As usual, the “warmonger” namecallers are incapable of understanding nuance—and world history. With the possible exception of John Bolton, no one actually wants war. The problem is, there is no such thing as absolute peace. Such a condition has never existed, ever, in the long annals of recorded history. And historically, even keeping the non-absolute peace requires a strong central government with a powerful military.
The Pax Romana was a two-century period of relative peace and prosperity within the borders of the Roman Empire, beginning with the reign of Caesar Augustus in 27 CE and ending with the death of Marcus Aurelius in 180 CE. It was arguably the best time in history to have been alive, until quite recently. Rome defended its borders, expanded its territory, and, for the most part, prevented wars within its confines. This was possible because the Empire had a kick-ass military, the very existence of which dissuaded most would-be usurpers and invaders.
We are now living in the Pax Americana, which began at the end of the Second World War. The structures put in place at that time—the treaties with Germany and Japan; NATO; the Marshall Plan; the post-war programs established by Truman and Eisenhower—have led to 75 years of relative peace and prosperity. Has it been perfect? Of course not. There have been plenty of regional wars fought in the meantime, proxy wars in Korea and Vietnam, nasty civil wars, and several tense occasions where the United States and the Soviet Union were on the brink of nuclear engagement—not to mention the rise of terrorism.
But for the most part, the structures have done their job. The nations of Western and Central Europe have not gone to war with each other in 75 years. Even the fall of the Soviet Union, the collapse of the Iron Curtain, and the overthrow of the communist occupiers in Eastern Europe—cataclysmic events—were accomplished with little bloodshed. We have to go back to the days of Trajan and Marcus Aurelius to find that much of Europe not fighting wars against each other for that length of time. The Pax Romana is the only historical precedent for the Pax Americana in the Western world—and it was two thousand fucking years ago.
Along comes Donald John Trump, doing his best to scuttle NATO, to encourage Japan to re-arm itself, to bungle the anxious peace in Korea. He is a bull in the proverbial china closet, a threat to break everything he touches. The man has no knowledge of history, but his overlord, Vladimir Putin, certainly does. From the left, meanwhile, the ideological purists write off realists as warmongers. Any deviation from absolute peace, in their view, is warmongering. Is that why these people have roses in their avatars? Because they are hippy-dippy, make-love-not-war flower children, incapable of understanding nuance?

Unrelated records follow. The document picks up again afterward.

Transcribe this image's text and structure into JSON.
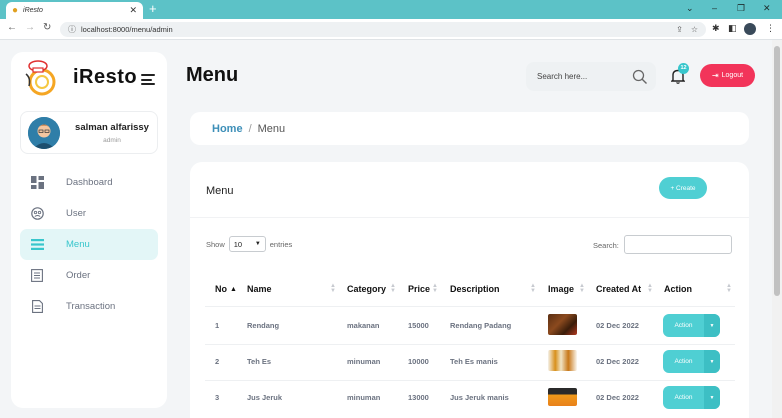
{
  "browser": {
    "tab_title": "iResto",
    "url": "localhost:8000/menu/admin"
  },
  "sidebar": {
    "brand": "iResto",
    "user": {
      "name": "salman alfarissy",
      "role": "admin"
    },
    "items": [
      {
        "label": "Dashboard",
        "icon": "dashboard-icon",
        "active": false
      },
      {
        "label": "User",
        "icon": "user-icon",
        "active": false
      },
      {
        "label": "Menu",
        "icon": "menu-icon",
        "active": true
      },
      {
        "label": "Order",
        "icon": "order-icon",
        "active": false
      },
      {
        "label": "Transaction",
        "icon": "transaction-icon",
        "active": false
      }
    ]
  },
  "header": {
    "title": "Menu",
    "search_placeholder": "Search here...",
    "notification_count": "12",
    "logout_label": "Logout"
  },
  "breadcrumb": {
    "home": "Home",
    "separator": "/",
    "current": "Menu"
  },
  "card": {
    "title": "Menu",
    "create_label": "+ Create",
    "show_label": "Show",
    "entries_value": "10",
    "entries_label": "entries",
    "search_label": "Search:"
  },
  "table": {
    "columns": [
      "No",
      "Name",
      "Category",
      "Price",
      "Description",
      "Image",
      "Created At",
      "Action"
    ],
    "rows": [
      {
        "no": "1",
        "name": "Rendang",
        "category": "makanan",
        "price": "15000",
        "description": "Rendang Padang",
        "image": "rendang-photo",
        "created_at": "02 Dec 2022",
        "action": "Action"
      },
      {
        "no": "2",
        "name": "Teh Es",
        "category": "minuman",
        "price": "10000",
        "description": "Teh Es manis",
        "image": "teh-es-photo",
        "created_at": "02 Dec 2022",
        "action": "Action"
      },
      {
        "no": "3",
        "name": "Jus Jeruk",
        "category": "minuman",
        "price": "13000",
        "description": "Jus Jeruk manis",
        "image": "jus-jeruk-photo",
        "created_at": "02 Dec 2022",
        "action": "Action"
      }
    ]
  },
  "colors": {
    "accent": "#4fcfd3",
    "logout": "#f2345a",
    "link": "#3d8fb8",
    "chrome": "#5cc2c7"
  }
}
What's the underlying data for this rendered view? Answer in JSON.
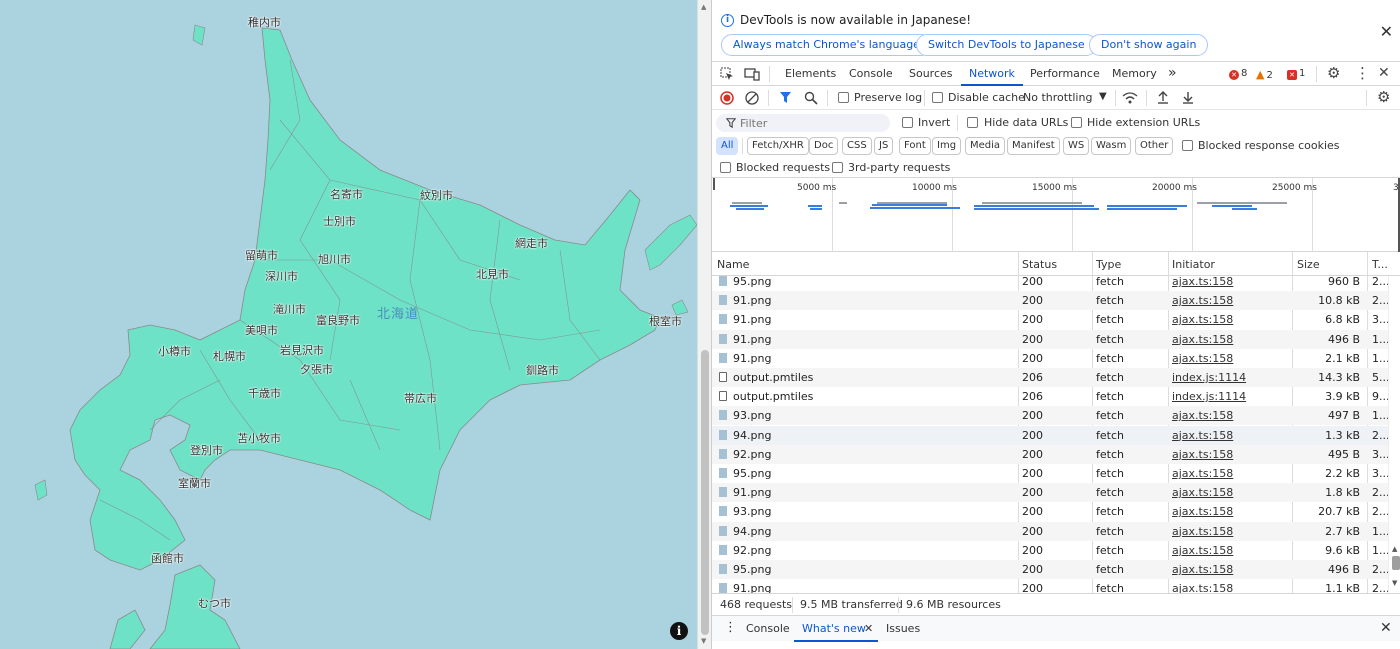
{
  "map": {
    "cities": [
      {
        "id": "wakkanai",
        "label": "稚内市"
      },
      {
        "id": "nayoro",
        "label": "名寄市"
      },
      {
        "id": "shibetsu",
        "label": "士別市"
      },
      {
        "id": "monbetsu",
        "label": "紋別市"
      },
      {
        "id": "abashiri",
        "label": "網走市"
      },
      {
        "id": "kitami",
        "label": "北見市"
      },
      {
        "id": "rumoi",
        "label": "留萌市"
      },
      {
        "id": "fukagawa",
        "label": "深川市"
      },
      {
        "id": "asahikawa",
        "label": "旭川市"
      },
      {
        "id": "takikawa",
        "label": "滝川市"
      },
      {
        "id": "bibai",
        "label": "美唄市"
      },
      {
        "id": "furano",
        "label": "富良野市"
      },
      {
        "id": "hokkaido",
        "label": "北海道"
      },
      {
        "id": "otaru",
        "label": "小樽市"
      },
      {
        "id": "sapporo",
        "label": "札幌市"
      },
      {
        "id": "iwamizawa",
        "label": "岩見沢市"
      },
      {
        "id": "yubari",
        "label": "夕張市"
      },
      {
        "id": "nemuro",
        "label": "根室市"
      },
      {
        "id": "kushiro",
        "label": "釧路市"
      },
      {
        "id": "chitose",
        "label": "千歳市"
      },
      {
        "id": "obihiro",
        "label": "帯広市"
      },
      {
        "id": "tomakomai",
        "label": "苫小牧市"
      },
      {
        "id": "noboribetsu",
        "label": "登別市"
      },
      {
        "id": "muroran",
        "label": "室蘭市"
      },
      {
        "id": "hakodate",
        "label": "函館市"
      },
      {
        "id": "mutsu",
        "label": "むつ市"
      }
    ],
    "info_button": "i"
  },
  "devtools": {
    "infobar": {
      "message": "DevTools is now available in Japanese!",
      "btn_match": "Always match Chrome's language",
      "btn_switch": "Switch DevTools to Japanese",
      "btn_dont_show": "Don't show again",
      "close": "✕"
    },
    "tabs": {
      "elements": "Elements",
      "console": "Console",
      "sources": "Sources",
      "network": "Network",
      "performance": "Performance",
      "memory": "Memory",
      "more": "»"
    },
    "badges": {
      "errors": "8",
      "warnings": "2",
      "issues": "1"
    },
    "toolbar": {
      "preserve_log": "Preserve log",
      "disable_cache": "Disable cache",
      "throttling": "No throttling",
      "filter_placeholder": "Filter",
      "invert": "Invert",
      "hide_data_urls": "Hide data URLs",
      "hide_extension_urls": "Hide extension URLs",
      "blocked_response_cookies": "Blocked response cookies",
      "blocked_requests": "Blocked requests",
      "third_party_requests": "3rd-party requests"
    },
    "type_filters": [
      "All",
      "Fetch/XHR",
      "Doc",
      "CSS",
      "JS",
      "Font",
      "Img",
      "Media",
      "Manifest",
      "WS",
      "Wasm",
      "Other"
    ],
    "overview": {
      "ticks": [
        "5000 ms",
        "10000 ms",
        "15000 ms",
        "20000 ms",
        "25000 ms",
        "3"
      ]
    },
    "columns": {
      "name": "Name",
      "status": "Status",
      "type": "Type",
      "initiator": "Initiator",
      "size": "Size",
      "time": "T..."
    },
    "rows": [
      {
        "name": "95.png",
        "status": "200",
        "type": "fetch",
        "initiator": "ajax.ts:158",
        "size": "960 B",
        "time": "2...",
        "kind": "img"
      },
      {
        "name": "91.png",
        "status": "200",
        "type": "fetch",
        "initiator": "ajax.ts:158",
        "size": "10.8 kB",
        "time": "2...",
        "kind": "img"
      },
      {
        "name": "91.png",
        "status": "200",
        "type": "fetch",
        "initiator": "ajax.ts:158",
        "size": "6.8 kB",
        "time": "3...",
        "kind": "img"
      },
      {
        "name": "91.png",
        "status": "200",
        "type": "fetch",
        "initiator": "ajax.ts:158",
        "size": "496 B",
        "time": "1...",
        "kind": "img"
      },
      {
        "name": "91.png",
        "status": "200",
        "type": "fetch",
        "initiator": "ajax.ts:158",
        "size": "2.1 kB",
        "time": "1...",
        "kind": "img"
      },
      {
        "name": "output.pmtiles",
        "status": "206",
        "type": "fetch",
        "initiator": "index.js:1114",
        "size": "14.3 kB",
        "time": "5...",
        "kind": "doc"
      },
      {
        "name": "output.pmtiles",
        "status": "206",
        "type": "fetch",
        "initiator": "index.js:1114",
        "size": "3.9 kB",
        "time": "9...",
        "kind": "doc"
      },
      {
        "name": "93.png",
        "status": "200",
        "type": "fetch",
        "initiator": "ajax.ts:158",
        "size": "497 B",
        "time": "1...",
        "kind": "img"
      },
      {
        "name": "94.png",
        "status": "200",
        "type": "fetch",
        "initiator": "ajax.ts:158",
        "size": "1.3 kB",
        "time": "2...",
        "kind": "img"
      },
      {
        "name": "92.png",
        "status": "200",
        "type": "fetch",
        "initiator": "ajax.ts:158",
        "size": "495 B",
        "time": "3...",
        "kind": "img"
      },
      {
        "name": "95.png",
        "status": "200",
        "type": "fetch",
        "initiator": "ajax.ts:158",
        "size": "2.2 kB",
        "time": "3...",
        "kind": "img"
      },
      {
        "name": "91.png",
        "status": "200",
        "type": "fetch",
        "initiator": "ajax.ts:158",
        "size": "1.8 kB",
        "time": "2...",
        "kind": "img"
      },
      {
        "name": "93.png",
        "status": "200",
        "type": "fetch",
        "initiator": "ajax.ts:158",
        "size": "20.7 kB",
        "time": "2...",
        "kind": "img"
      },
      {
        "name": "94.png",
        "status": "200",
        "type": "fetch",
        "initiator": "ajax.ts:158",
        "size": "2.7 kB",
        "time": "1...",
        "kind": "img"
      },
      {
        "name": "92.png",
        "status": "200",
        "type": "fetch",
        "initiator": "ajax.ts:158",
        "size": "9.6 kB",
        "time": "1...",
        "kind": "img"
      },
      {
        "name": "95.png",
        "status": "200",
        "type": "fetch",
        "initiator": "ajax.ts:158",
        "size": "496 B",
        "time": "2...",
        "kind": "img"
      },
      {
        "name": "91.png",
        "status": "200",
        "type": "fetch",
        "initiator": "ajax.ts:158",
        "size": "1.1 kB",
        "time": "2...",
        "kind": "img"
      }
    ],
    "status": {
      "requests": "468 requests",
      "transferred": "9.5 MB transferred",
      "resources": "9.6 MB resources"
    },
    "drawer": {
      "menu": "⋮",
      "console": "Console",
      "whats_new": "What's new",
      "issues": "Issues",
      "close": "✕"
    },
    "colors": {
      "accent": "#0b57d0",
      "error": "#d93025",
      "warning": "#e37400",
      "land": "#6ee2c6",
      "sea": "#aad3df"
    }
  }
}
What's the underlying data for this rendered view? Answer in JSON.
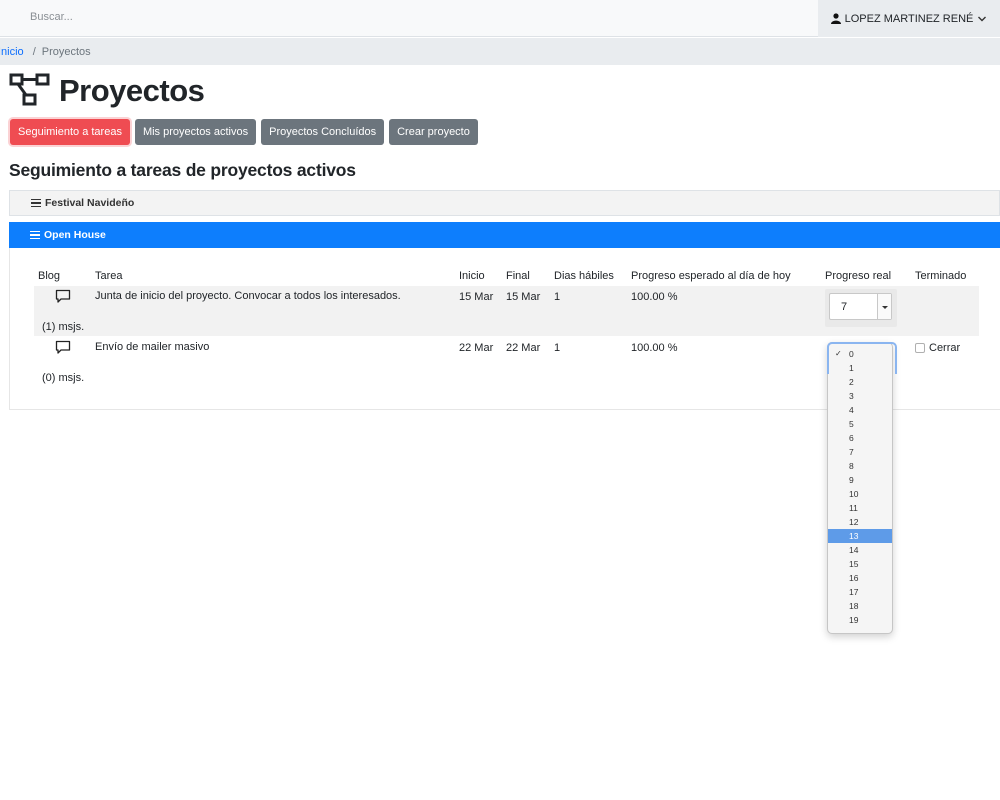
{
  "header": {
    "search_placeholder": "Buscar...",
    "user_name": "LOPEZ MARTINEZ RENÉ"
  },
  "breadcrumb": {
    "home": "Inicio",
    "current": "Proyectos"
  },
  "page": {
    "title": "Proyectos",
    "section_heading": "Seguimiento a tareas de proyectos activos"
  },
  "tabs": [
    {
      "label": "Seguimiento a tareas",
      "active": true
    },
    {
      "label": "Mis proyectos activos",
      "active": false
    },
    {
      "label": "Proyectos Concluídos",
      "active": false
    },
    {
      "label": "Crear proyecto",
      "active": false
    }
  ],
  "projects": [
    {
      "name": "Festival Navideño",
      "expanded": false
    },
    {
      "name": "Open House",
      "expanded": true
    }
  ],
  "table": {
    "columns": [
      "Blog",
      "Tarea",
      "Inicio",
      "Final",
      "Dias hábiles",
      "Progreso esperado al día de hoy",
      "Progreso real",
      "Terminado"
    ],
    "rows": [
      {
        "messages": "(1) msjs.",
        "task": "Junta de inicio del proyecto. Convocar a todos los interesados.",
        "start": "15 Mar",
        "end": "15 Mar",
        "workdays": "1",
        "expected": "100.00 %",
        "real": "7",
        "done_label": ""
      },
      {
        "messages": "(0) msjs.",
        "task": "Envío de mailer masivo",
        "start": "22 Mar",
        "end": "22 Mar",
        "workdays": "1",
        "expected": "100.00 %",
        "real": "0",
        "done_label": "Cerrar"
      }
    ]
  },
  "dropdown": {
    "options": [
      "0",
      "1",
      "2",
      "3",
      "4",
      "5",
      "6",
      "7",
      "8",
      "9",
      "10",
      "11",
      "12",
      "13",
      "14",
      "15",
      "16",
      "17",
      "18",
      "19"
    ],
    "selected": "0",
    "highlighted": "13"
  },
  "colors": {
    "accent_active_tab": "#ef4c52",
    "secondary_button": "#6c757d",
    "expanded_project": "#0d7efd",
    "link": "#0d6efd"
  }
}
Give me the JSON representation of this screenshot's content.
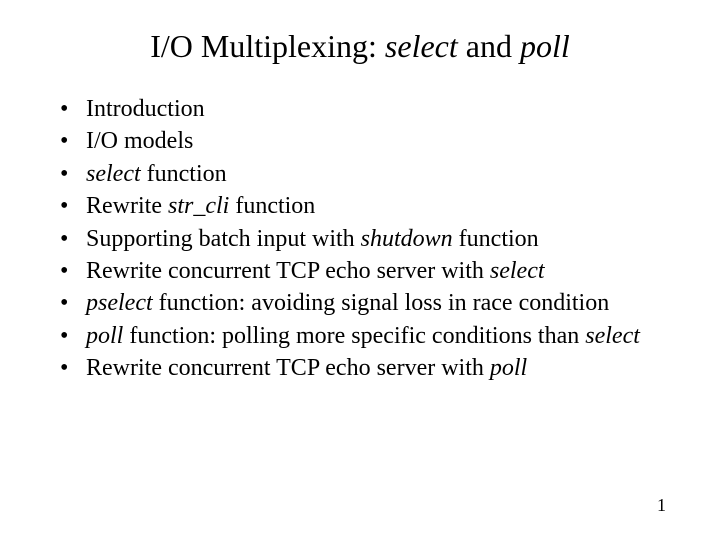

John Lennon’s “Revolution” is often played by neo-hippies who don’t realize the lyrics are ironic—much like “Born in the USA” is routinely blasted at GOP events. The entire song could be an indictment of the Bernie Bros:
You say you got a real solution?
Well, you know,
We’d all love to see the plan.
You ask me for a contribution?
Well, you know,
We’re doing what we can.
Seriously, read the lyrics. The only change you have to make is to swap out “brother” for “Berner.”
Bernie Sanders has no hope of winning the nomination, but has vowed to continue his unwinnable campaign until New York, over a month from now. Is he motivated by ego (all those worshipful young people)? Russian kompromat (the Mueller Report makes clear that Moscow helps him)? Greed (those three houses won’t pay for themselves)? Whatever the reasons, he is playing on the sympathies of well-meaning people, making fancy promises he knows he can’t keep—and dividing the country in the process, all while forcing millions of us to have to go to the polls during a pandemic. This is what he calls “revolution.”
Start the “revolution” without me. Or, as Lennon (not Lenin!) put it: Count me out.